Dividing up the property in a divorce can be extremely stressful. Of course, different assets are weighted differently in this process. To that end, determining who has the right to the family car can lead to a lot of legal and emotional turmoil because, as we all know, a car can be a person’s sole means for getting to work – especially in suburban and rural regions. Because of this, it’s important to understand some of the considerations that go into making such a decision.

Two Basic Types

To begin with, it’s a good idea to understand the law in your state and how that law affects the division of property in divorce proceedings. Some states utilize the “common law” doctrine to help facilitate the process of splitting up assets, while other states use what are known as “community property” principles to determine who gets what.

Common Law

Common law is, perhaps unsurprisingly, the most common method for dividing up property, as it is employed in 41 different states. Under common law theory, a spouse is viewed as an individual with separate legal rights.

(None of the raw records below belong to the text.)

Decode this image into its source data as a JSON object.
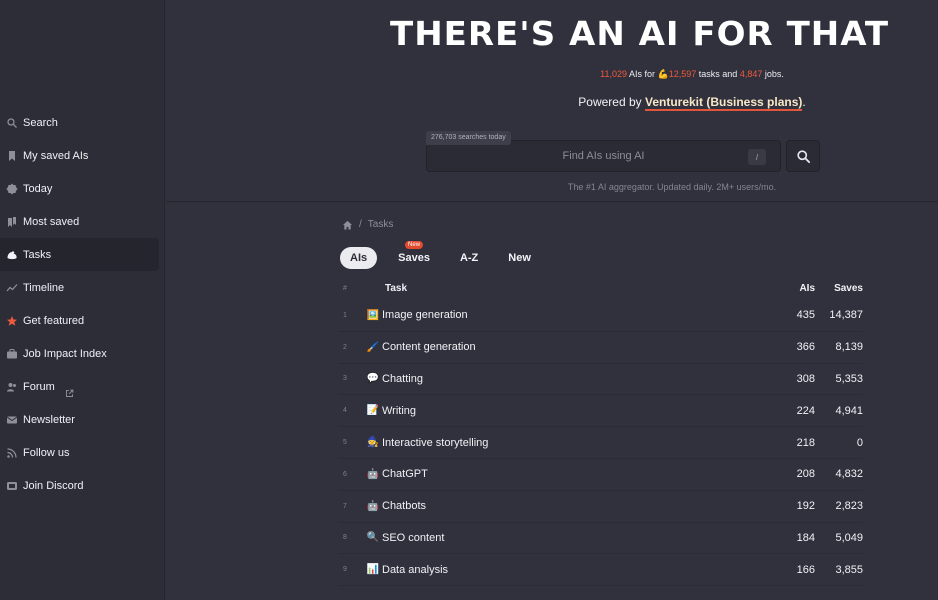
{
  "sidebar": {
    "items": [
      {
        "label": "Search",
        "icon": "search-icon"
      },
      {
        "label": "My saved AIs",
        "icon": "bookmark-icon"
      },
      {
        "label": "Today",
        "icon": "badge-icon"
      },
      {
        "label": "Most saved",
        "icon": "bookmarks-icon"
      },
      {
        "label": "Tasks",
        "icon": "flex-arm-icon"
      },
      {
        "label": "Timeline",
        "icon": "trend-line-icon"
      },
      {
        "label": "Get featured",
        "icon": "star-icon"
      },
      {
        "label": "Job Impact Index",
        "icon": "briefcase-icon"
      },
      {
        "label": "Forum",
        "icon": "users-icon"
      },
      {
        "label": "Newsletter",
        "icon": "mail-icon"
      },
      {
        "label": "Follow us",
        "icon": "rss-icon"
      },
      {
        "label": "Join Discord",
        "icon": "discord-icon"
      }
    ],
    "active_index": 4
  },
  "header": {
    "brand": "THERE'S AN AI FOR THAT",
    "stats": {
      "ais_count": "11,029",
      "ais_for": "AIs for",
      "tasks_count": "12,597",
      "tasks_and": "tasks and",
      "jobs_count": "4,847",
      "jobs_label": "jobs."
    },
    "powered_prefix": "Powered by",
    "powered_link": "Venturekit (Business plans)",
    "powered_suffix": ".",
    "search": {
      "count": "276,703 searches today",
      "placeholder": "Find AIs using AI",
      "shortcut": "/"
    },
    "tagline": "The #1 AI aggregator. Updated daily. 2M+ users/mo."
  },
  "breadcrumb": {
    "current": "Tasks",
    "separator": "/"
  },
  "tabs": [
    {
      "label": "AIs",
      "active": true
    },
    {
      "label": "Saves",
      "badge": "New"
    },
    {
      "label": "A-Z"
    },
    {
      "label": "New"
    }
  ],
  "table": {
    "headers": {
      "idx": "#",
      "task": "Task",
      "ais": "AIs",
      "saves": "Saves"
    },
    "rows": [
      {
        "idx": "1",
        "emoji": "🖼️",
        "task": "Image generation",
        "ais": "435",
        "saves": "14,387"
      },
      {
        "idx": "2",
        "emoji": "🖌️",
        "task": "Content generation",
        "ais": "366",
        "saves": "8,139"
      },
      {
        "idx": "3",
        "emoji": "💬",
        "task": "Chatting",
        "ais": "308",
        "saves": "5,353"
      },
      {
        "idx": "4",
        "emoji": "📝",
        "task": "Writing",
        "ais": "224",
        "saves": "4,941"
      },
      {
        "idx": "5",
        "emoji": "🧙",
        "task": "Interactive storytelling",
        "ais": "218",
        "saves": "0"
      },
      {
        "idx": "6",
        "emoji": "🤖",
        "task": "ChatGPT",
        "ais": "208",
        "saves": "4,832"
      },
      {
        "idx": "7",
        "emoji": "🤖",
        "task": "Chatbots",
        "ais": "192",
        "saves": "2,823"
      },
      {
        "idx": "8",
        "emoji": "🔍",
        "task": "SEO content",
        "ais": "184",
        "saves": "5,049"
      },
      {
        "idx": "9",
        "emoji": "📊",
        "task": "Data analysis",
        "ais": "166",
        "saves": "3,855"
      }
    ]
  },
  "colors": {
    "accent": "#ef5a3c",
    "background": "#31313d",
    "sidebar": "#2d2d38",
    "link": "#f6e7c6"
  }
}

Thus, a person involved in a divorce proceeding in a common law state is entitled to the family car, if and only if the vehicle is solely owned by that person. This essentially means that the family car goes to the spouse whose name is on the title.

If both names happen to be on the title, the couple must decide together, or allow the court to decide, who gets the car.

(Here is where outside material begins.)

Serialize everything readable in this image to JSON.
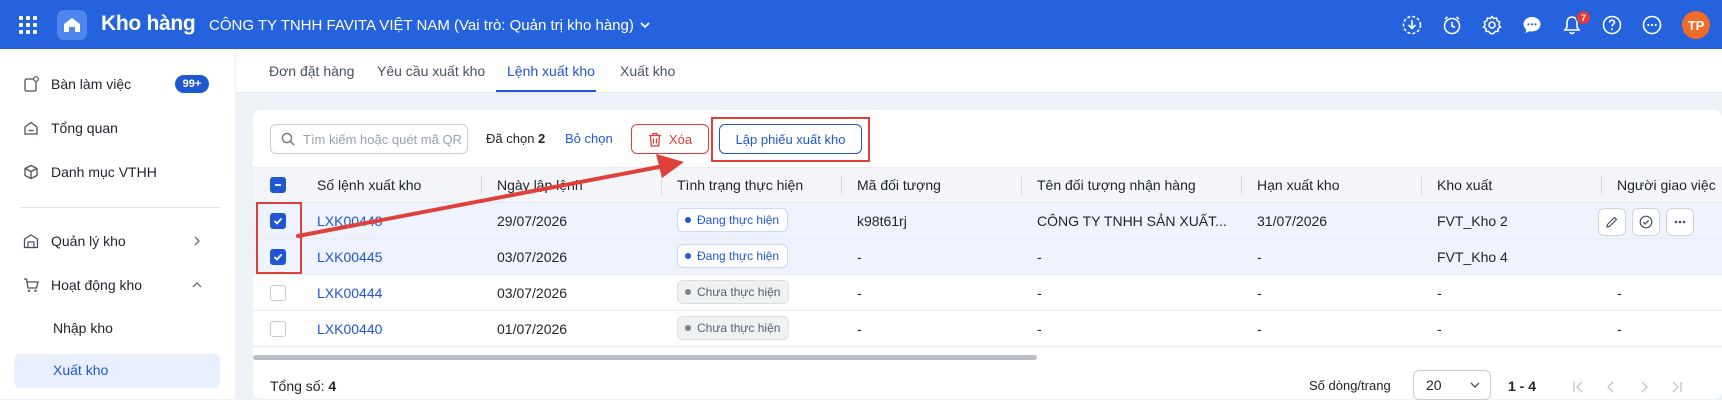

Community Property

Community property law is much less common, being used in nine states and two US territories, according to the IRS. It should be noted that, in Alaska, spouses may choose to initiate community property agreements – but this is optional. Under this theory, both spouses enjoy joint ownership of all (or most) labor, capital and property obtained during the course of the marriage. For this reason, it is paramount to determine when the family car was purchased. If you bought the car as a spouse, then the vehicle is technically owned by both you and your partner. If you bought the automobile prior to or after the separation, then the car is yours. Of course, if your former spouse purchased the car outside of the marriage, the vehicle belongs to him or her.

Separate Property

It’s important to note that property given solely to one spouse (as a family heirloom or something of the sort) is considered separate property. All assets obtained outside of the marriage would be included in this category as well. Separate property generally goes to the party who owns said property, but this may vary depending on the circumstances.

Dividing Property

In the case of common law, you may find yourself in a situation where both names are on the title of the vehicle. And in the case of community property, the car may be deemed a marital asset. In both cases, you’d have to decide who gets the car. One way to do this is through a property settlement agreement. This basically means that you and your spouse can make the decision together. In this case, you can ask your ex-partner to put the vehicle in your name. You may have to engage in some quid pro quo to get the car. For instance, you could trade furniture for the vehicle.

Failing that, the court may need to intervene, in which case the judge, using equitable distribution principles, may make one spouse pay the other in exchange for full ownership of the automobile.

However it pans out, it’s a good idea to have the right legal representation guiding you through the process. If you’re looking to lessen your stress level, you may want to reach out to an experienced divorce attorney.

About Sean Lally

Sean Lally holds a BA in Philosophy from Temple University where he also studied theatre for several years. Between 2007 and 2017, he worked as a professional actor for several regional theater companies in Philadelphia, including the Arden Theatre Co., EgoPo Productions, Lantern Theater and the Bearded Ladies. In 2010, Sean co-founded Found Theater Company, an avant-garde artist collective with whom he first started to cultivate an identity as a writer.

Over the past few years, Sean has been working as a content writer, focusing primarily on the ways in which unequal power distribution can negatively affect consumers, workers and “everyday people,” more broadly. He writes for a number of websites including,, and others.